Records from a collection.
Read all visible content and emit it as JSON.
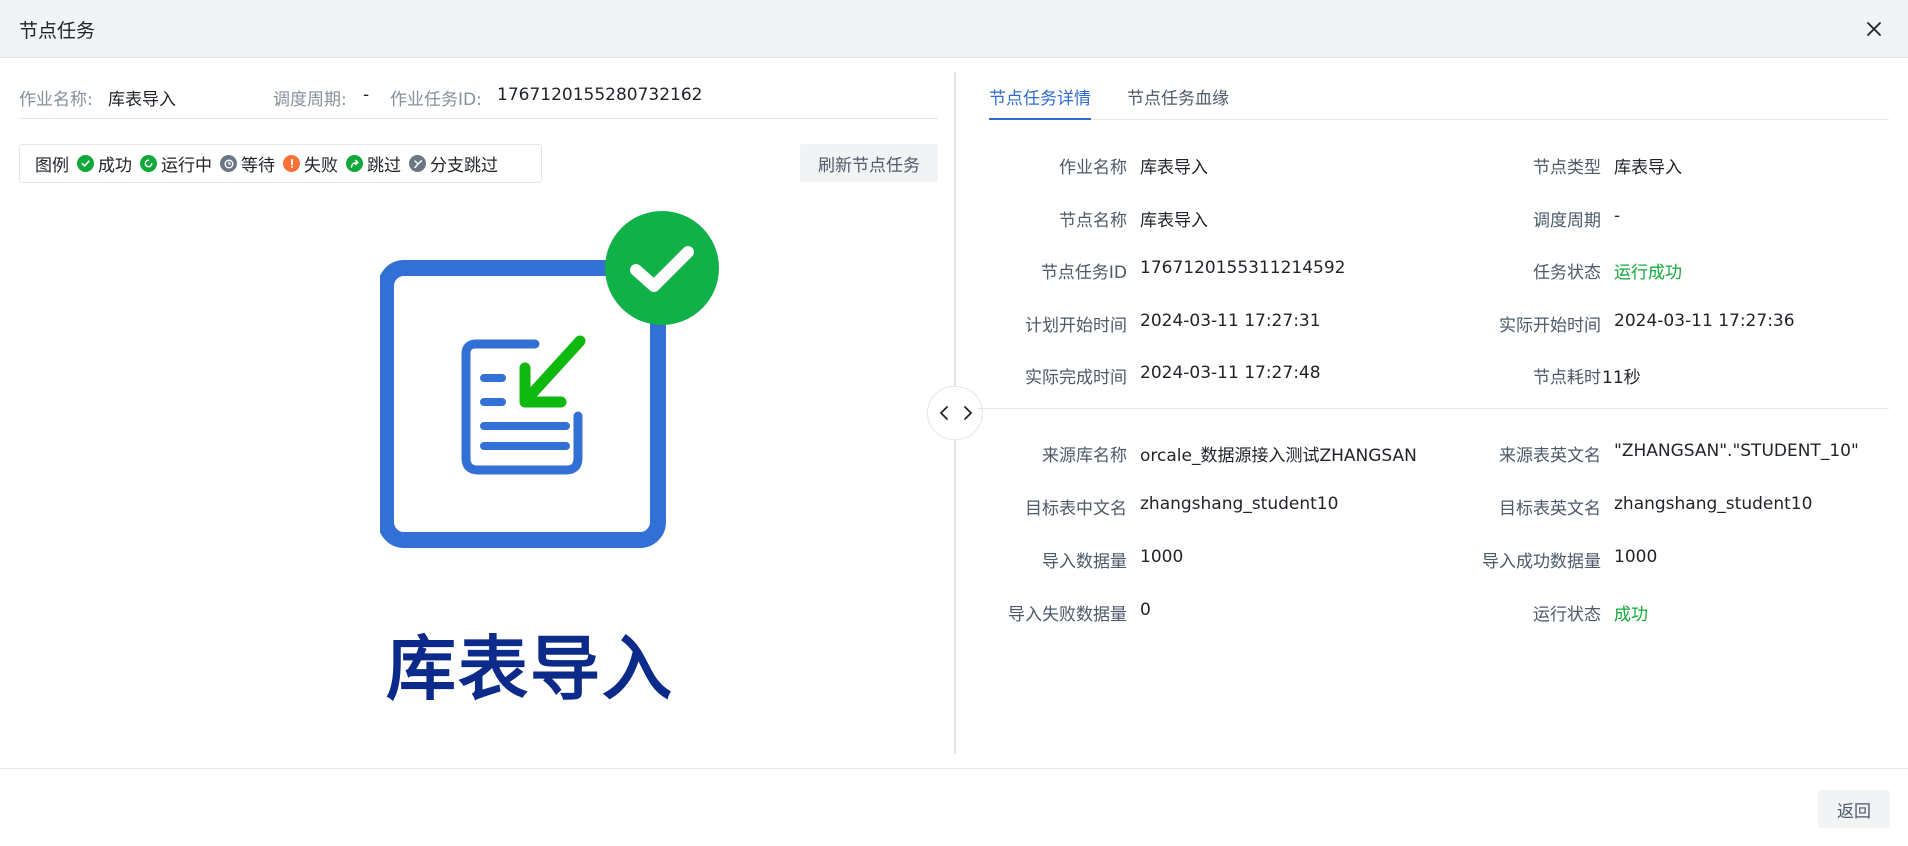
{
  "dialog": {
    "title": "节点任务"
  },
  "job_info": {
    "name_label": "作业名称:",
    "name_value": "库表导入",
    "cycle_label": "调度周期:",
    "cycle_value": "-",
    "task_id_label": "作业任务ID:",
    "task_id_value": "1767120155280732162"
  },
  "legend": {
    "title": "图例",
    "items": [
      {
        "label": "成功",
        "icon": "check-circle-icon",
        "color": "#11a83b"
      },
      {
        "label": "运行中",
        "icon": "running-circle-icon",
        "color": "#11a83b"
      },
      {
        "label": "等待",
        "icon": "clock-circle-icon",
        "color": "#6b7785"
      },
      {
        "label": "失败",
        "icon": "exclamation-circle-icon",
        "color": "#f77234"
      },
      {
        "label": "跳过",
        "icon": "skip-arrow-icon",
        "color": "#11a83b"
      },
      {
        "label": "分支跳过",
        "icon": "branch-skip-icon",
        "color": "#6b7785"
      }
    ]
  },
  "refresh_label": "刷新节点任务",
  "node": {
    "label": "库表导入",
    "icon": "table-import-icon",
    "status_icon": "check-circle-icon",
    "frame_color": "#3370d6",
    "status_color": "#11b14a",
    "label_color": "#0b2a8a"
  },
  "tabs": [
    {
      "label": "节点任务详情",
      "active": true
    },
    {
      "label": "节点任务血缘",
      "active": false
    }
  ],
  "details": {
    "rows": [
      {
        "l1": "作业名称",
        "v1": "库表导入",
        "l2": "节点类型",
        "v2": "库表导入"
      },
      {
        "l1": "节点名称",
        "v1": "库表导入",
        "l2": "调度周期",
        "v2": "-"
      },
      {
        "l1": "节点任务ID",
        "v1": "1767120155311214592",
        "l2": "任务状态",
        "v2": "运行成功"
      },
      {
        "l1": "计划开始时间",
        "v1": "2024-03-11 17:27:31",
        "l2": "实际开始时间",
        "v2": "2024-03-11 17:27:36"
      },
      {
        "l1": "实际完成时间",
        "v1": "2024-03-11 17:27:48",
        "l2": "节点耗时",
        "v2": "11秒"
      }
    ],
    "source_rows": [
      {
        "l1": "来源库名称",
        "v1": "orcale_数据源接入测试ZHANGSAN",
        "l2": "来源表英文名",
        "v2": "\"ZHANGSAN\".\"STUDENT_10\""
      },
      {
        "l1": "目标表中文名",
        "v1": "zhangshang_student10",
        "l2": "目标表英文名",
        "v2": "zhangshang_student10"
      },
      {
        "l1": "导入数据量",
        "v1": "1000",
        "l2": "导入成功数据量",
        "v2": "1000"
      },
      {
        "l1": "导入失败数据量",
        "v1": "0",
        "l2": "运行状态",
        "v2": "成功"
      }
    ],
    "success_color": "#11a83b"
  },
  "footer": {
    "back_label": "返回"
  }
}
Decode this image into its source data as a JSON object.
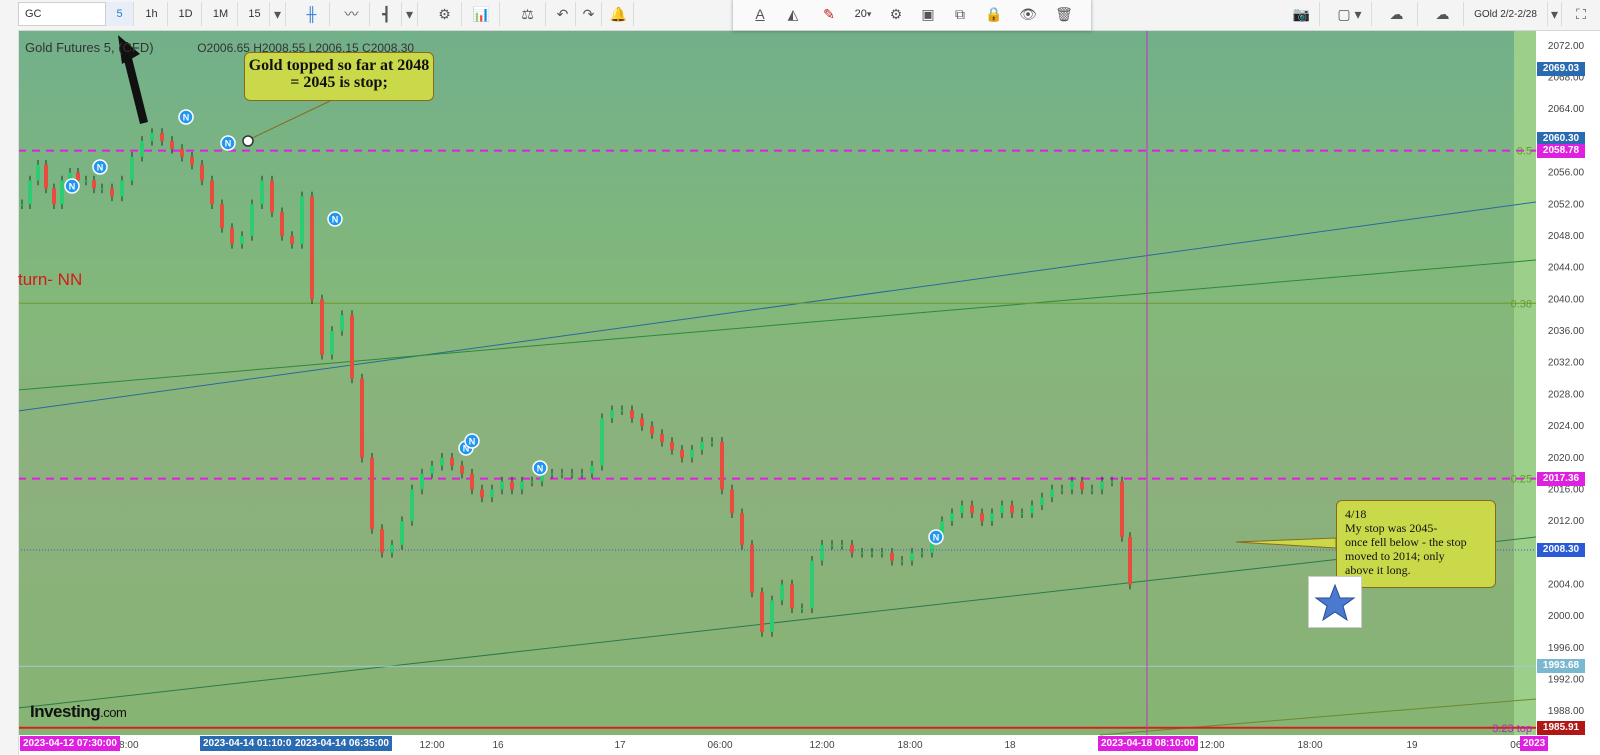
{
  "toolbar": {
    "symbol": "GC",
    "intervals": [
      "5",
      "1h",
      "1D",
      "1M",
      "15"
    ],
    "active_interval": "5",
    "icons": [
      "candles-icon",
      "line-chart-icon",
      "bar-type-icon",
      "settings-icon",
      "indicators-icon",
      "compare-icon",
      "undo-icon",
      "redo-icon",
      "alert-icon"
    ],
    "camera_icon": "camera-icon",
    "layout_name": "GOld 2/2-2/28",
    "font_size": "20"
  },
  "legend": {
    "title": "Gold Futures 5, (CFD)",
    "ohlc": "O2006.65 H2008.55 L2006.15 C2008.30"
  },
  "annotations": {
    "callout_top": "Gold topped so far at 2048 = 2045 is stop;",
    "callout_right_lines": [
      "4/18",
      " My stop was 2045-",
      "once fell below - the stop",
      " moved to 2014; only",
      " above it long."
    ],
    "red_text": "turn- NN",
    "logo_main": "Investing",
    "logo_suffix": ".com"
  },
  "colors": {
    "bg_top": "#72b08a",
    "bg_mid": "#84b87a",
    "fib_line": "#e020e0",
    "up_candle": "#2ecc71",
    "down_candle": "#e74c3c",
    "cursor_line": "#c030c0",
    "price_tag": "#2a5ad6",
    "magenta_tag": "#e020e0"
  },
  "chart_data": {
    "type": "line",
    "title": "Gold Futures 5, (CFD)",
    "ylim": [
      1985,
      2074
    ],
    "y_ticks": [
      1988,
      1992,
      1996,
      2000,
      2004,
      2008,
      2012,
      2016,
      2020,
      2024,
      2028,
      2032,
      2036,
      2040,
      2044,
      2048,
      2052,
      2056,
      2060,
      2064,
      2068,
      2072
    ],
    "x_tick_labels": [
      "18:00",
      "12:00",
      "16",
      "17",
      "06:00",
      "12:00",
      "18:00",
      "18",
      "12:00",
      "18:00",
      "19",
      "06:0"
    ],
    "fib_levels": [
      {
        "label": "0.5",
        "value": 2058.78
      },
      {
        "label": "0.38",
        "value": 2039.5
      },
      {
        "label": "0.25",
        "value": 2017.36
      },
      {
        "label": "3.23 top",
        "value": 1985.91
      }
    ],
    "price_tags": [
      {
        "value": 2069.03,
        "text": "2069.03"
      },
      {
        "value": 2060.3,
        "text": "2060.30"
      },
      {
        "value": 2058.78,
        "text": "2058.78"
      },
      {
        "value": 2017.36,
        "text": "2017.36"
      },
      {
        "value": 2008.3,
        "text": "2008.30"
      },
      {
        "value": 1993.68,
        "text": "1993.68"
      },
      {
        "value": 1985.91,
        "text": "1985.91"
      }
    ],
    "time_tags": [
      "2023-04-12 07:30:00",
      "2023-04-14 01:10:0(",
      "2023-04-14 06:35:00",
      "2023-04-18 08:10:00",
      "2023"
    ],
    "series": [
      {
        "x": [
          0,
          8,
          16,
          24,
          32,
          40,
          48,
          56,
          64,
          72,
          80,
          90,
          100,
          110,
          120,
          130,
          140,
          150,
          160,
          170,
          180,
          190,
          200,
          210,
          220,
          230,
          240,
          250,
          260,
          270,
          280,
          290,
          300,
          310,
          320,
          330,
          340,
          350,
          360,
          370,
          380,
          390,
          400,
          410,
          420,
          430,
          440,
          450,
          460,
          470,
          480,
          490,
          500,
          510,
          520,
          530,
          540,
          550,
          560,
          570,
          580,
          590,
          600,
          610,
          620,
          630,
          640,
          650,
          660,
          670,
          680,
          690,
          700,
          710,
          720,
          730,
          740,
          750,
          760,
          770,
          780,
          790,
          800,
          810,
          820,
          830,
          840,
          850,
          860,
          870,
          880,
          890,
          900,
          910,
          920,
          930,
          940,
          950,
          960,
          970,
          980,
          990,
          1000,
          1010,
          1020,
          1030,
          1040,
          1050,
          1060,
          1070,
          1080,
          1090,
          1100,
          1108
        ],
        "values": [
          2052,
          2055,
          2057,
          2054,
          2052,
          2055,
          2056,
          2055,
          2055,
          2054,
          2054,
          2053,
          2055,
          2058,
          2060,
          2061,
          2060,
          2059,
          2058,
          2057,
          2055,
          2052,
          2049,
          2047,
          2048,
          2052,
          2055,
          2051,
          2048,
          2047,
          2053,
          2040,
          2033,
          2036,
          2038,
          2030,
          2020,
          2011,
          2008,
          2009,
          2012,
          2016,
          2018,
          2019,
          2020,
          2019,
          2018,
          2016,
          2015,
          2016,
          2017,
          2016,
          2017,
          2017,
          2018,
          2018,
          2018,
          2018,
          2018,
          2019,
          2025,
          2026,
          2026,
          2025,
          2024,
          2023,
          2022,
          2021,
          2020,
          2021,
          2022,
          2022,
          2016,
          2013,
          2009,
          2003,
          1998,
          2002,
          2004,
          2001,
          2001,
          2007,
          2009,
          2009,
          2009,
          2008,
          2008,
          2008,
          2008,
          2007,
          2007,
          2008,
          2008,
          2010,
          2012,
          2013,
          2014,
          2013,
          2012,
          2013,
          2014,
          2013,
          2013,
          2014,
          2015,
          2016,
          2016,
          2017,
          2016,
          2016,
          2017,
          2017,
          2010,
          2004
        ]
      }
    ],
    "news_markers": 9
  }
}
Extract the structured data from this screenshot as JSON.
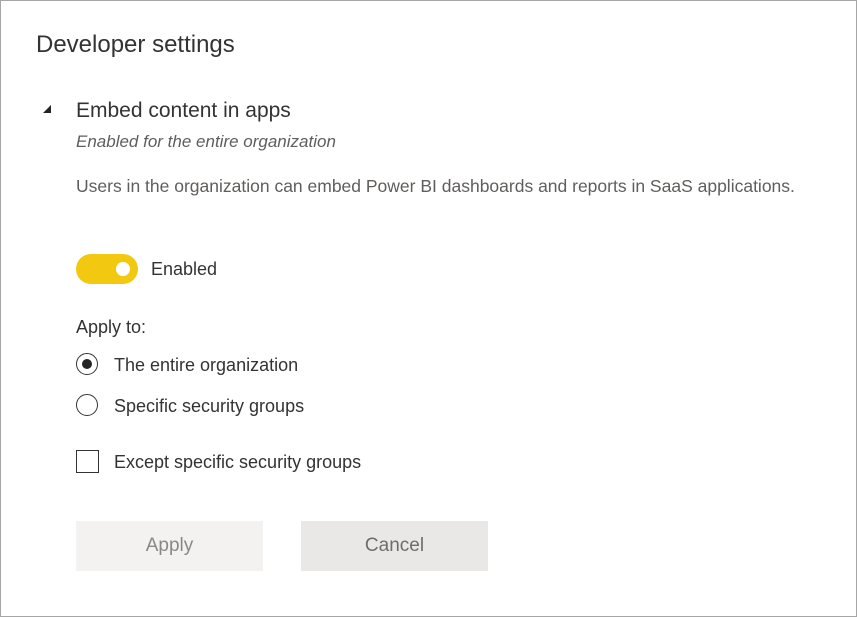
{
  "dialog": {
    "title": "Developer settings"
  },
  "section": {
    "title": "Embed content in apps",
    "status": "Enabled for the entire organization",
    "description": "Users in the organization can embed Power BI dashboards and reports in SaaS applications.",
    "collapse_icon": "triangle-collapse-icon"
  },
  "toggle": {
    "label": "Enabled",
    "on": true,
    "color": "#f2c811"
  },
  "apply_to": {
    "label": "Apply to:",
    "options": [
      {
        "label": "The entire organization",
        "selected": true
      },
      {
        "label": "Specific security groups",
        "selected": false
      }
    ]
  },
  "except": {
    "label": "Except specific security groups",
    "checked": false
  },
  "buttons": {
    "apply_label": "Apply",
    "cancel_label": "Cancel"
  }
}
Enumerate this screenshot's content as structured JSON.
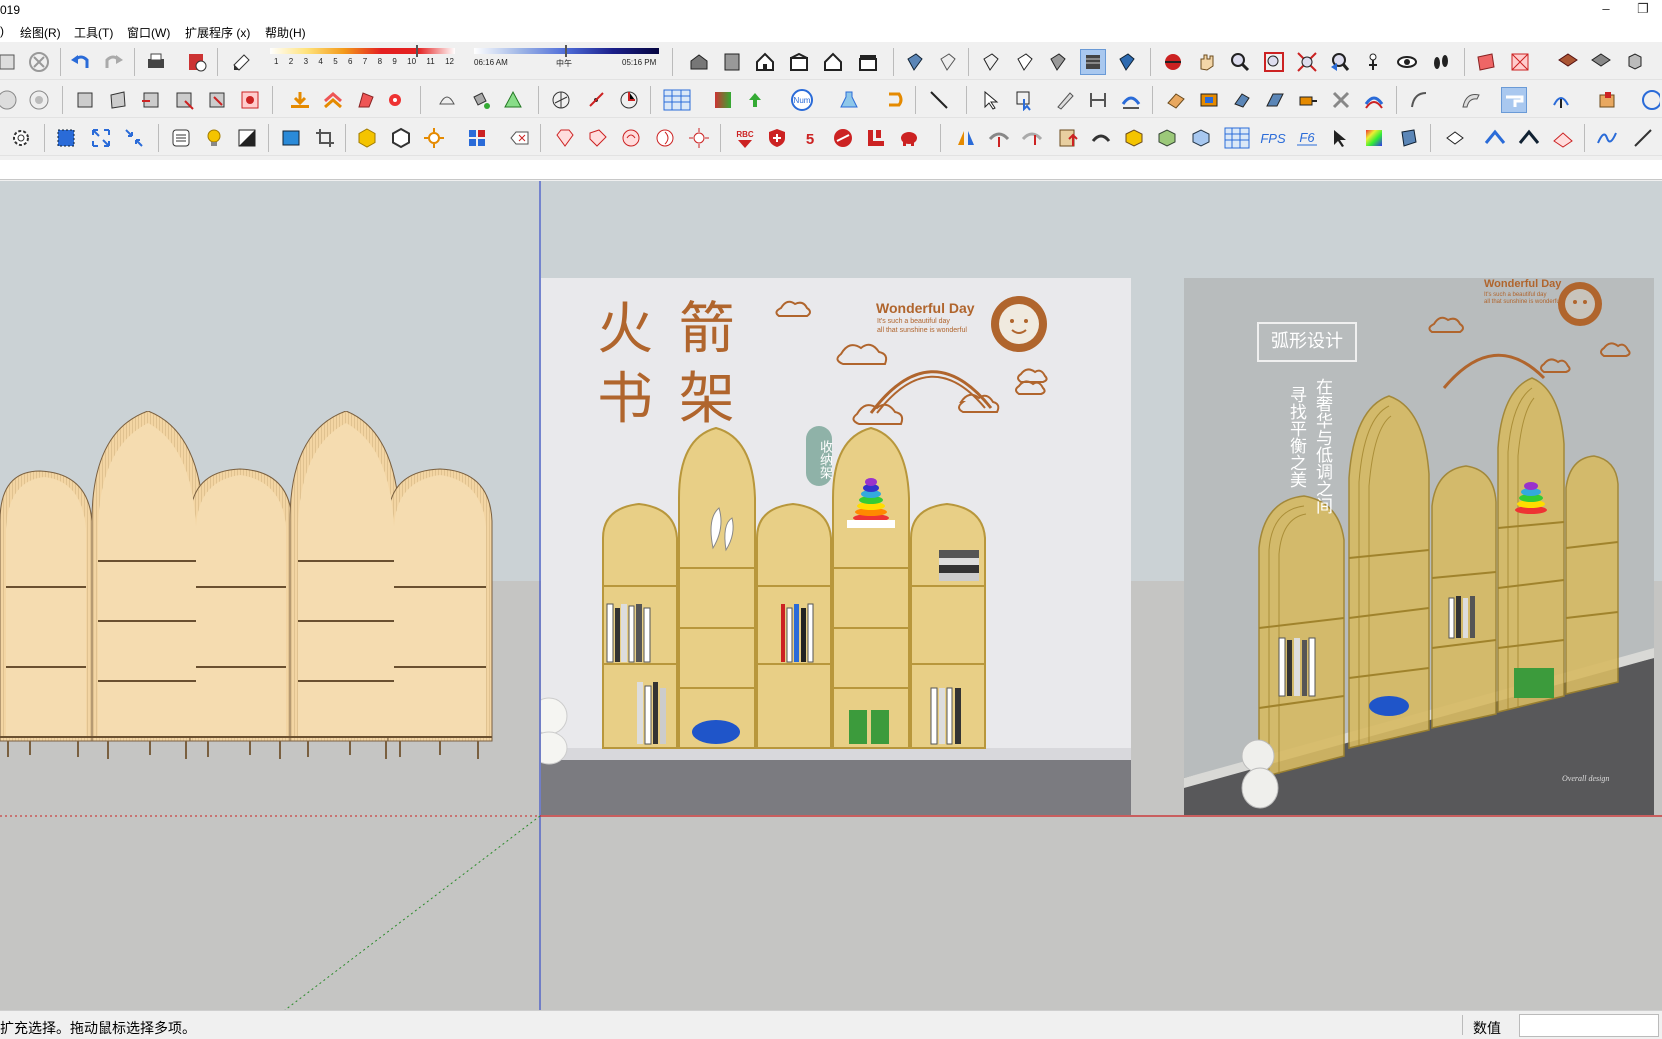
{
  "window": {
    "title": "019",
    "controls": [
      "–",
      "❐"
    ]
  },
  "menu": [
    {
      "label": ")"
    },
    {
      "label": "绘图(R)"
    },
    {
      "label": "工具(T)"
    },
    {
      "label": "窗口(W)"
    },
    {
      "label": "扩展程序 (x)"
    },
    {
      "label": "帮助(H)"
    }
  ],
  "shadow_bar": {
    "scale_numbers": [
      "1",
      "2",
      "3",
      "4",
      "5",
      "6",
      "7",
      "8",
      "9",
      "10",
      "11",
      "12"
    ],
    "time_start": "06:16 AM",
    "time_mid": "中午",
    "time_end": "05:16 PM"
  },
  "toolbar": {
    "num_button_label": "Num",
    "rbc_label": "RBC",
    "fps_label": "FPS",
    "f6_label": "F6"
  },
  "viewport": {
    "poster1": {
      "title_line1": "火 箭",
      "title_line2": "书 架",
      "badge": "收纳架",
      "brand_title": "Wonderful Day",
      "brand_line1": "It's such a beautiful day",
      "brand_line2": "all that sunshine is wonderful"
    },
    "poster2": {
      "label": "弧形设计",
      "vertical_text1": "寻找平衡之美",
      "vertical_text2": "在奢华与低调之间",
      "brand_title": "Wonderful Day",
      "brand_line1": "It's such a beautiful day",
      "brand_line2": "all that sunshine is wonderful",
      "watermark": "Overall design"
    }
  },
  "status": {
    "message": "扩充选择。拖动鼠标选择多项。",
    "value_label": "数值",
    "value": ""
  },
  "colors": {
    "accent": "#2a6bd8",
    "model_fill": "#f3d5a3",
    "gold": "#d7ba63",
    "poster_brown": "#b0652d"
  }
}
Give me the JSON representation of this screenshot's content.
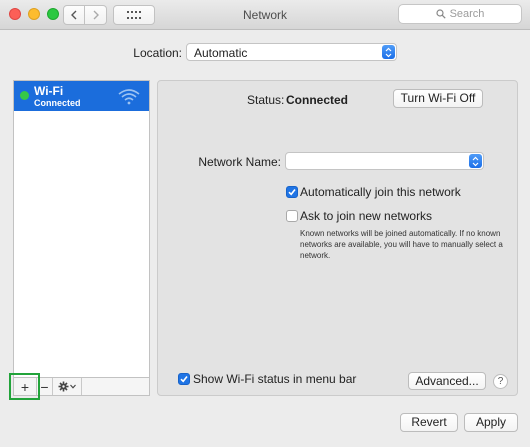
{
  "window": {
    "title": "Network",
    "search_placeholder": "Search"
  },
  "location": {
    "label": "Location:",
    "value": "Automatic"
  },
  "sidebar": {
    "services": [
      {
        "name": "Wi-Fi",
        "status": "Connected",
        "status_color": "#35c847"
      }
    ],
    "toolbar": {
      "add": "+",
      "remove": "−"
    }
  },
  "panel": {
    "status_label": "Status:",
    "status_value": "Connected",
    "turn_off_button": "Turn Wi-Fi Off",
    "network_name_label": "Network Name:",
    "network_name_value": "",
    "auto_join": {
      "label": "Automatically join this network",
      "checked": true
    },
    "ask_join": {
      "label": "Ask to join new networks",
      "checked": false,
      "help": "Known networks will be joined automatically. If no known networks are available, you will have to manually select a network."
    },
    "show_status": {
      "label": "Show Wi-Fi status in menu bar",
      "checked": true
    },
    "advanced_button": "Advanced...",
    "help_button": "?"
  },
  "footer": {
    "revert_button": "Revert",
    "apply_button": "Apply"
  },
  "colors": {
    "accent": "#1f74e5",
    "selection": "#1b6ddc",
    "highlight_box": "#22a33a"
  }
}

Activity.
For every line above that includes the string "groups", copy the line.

Solution.
        "label": "Specific security groups",
    "label": "Except specific security groups",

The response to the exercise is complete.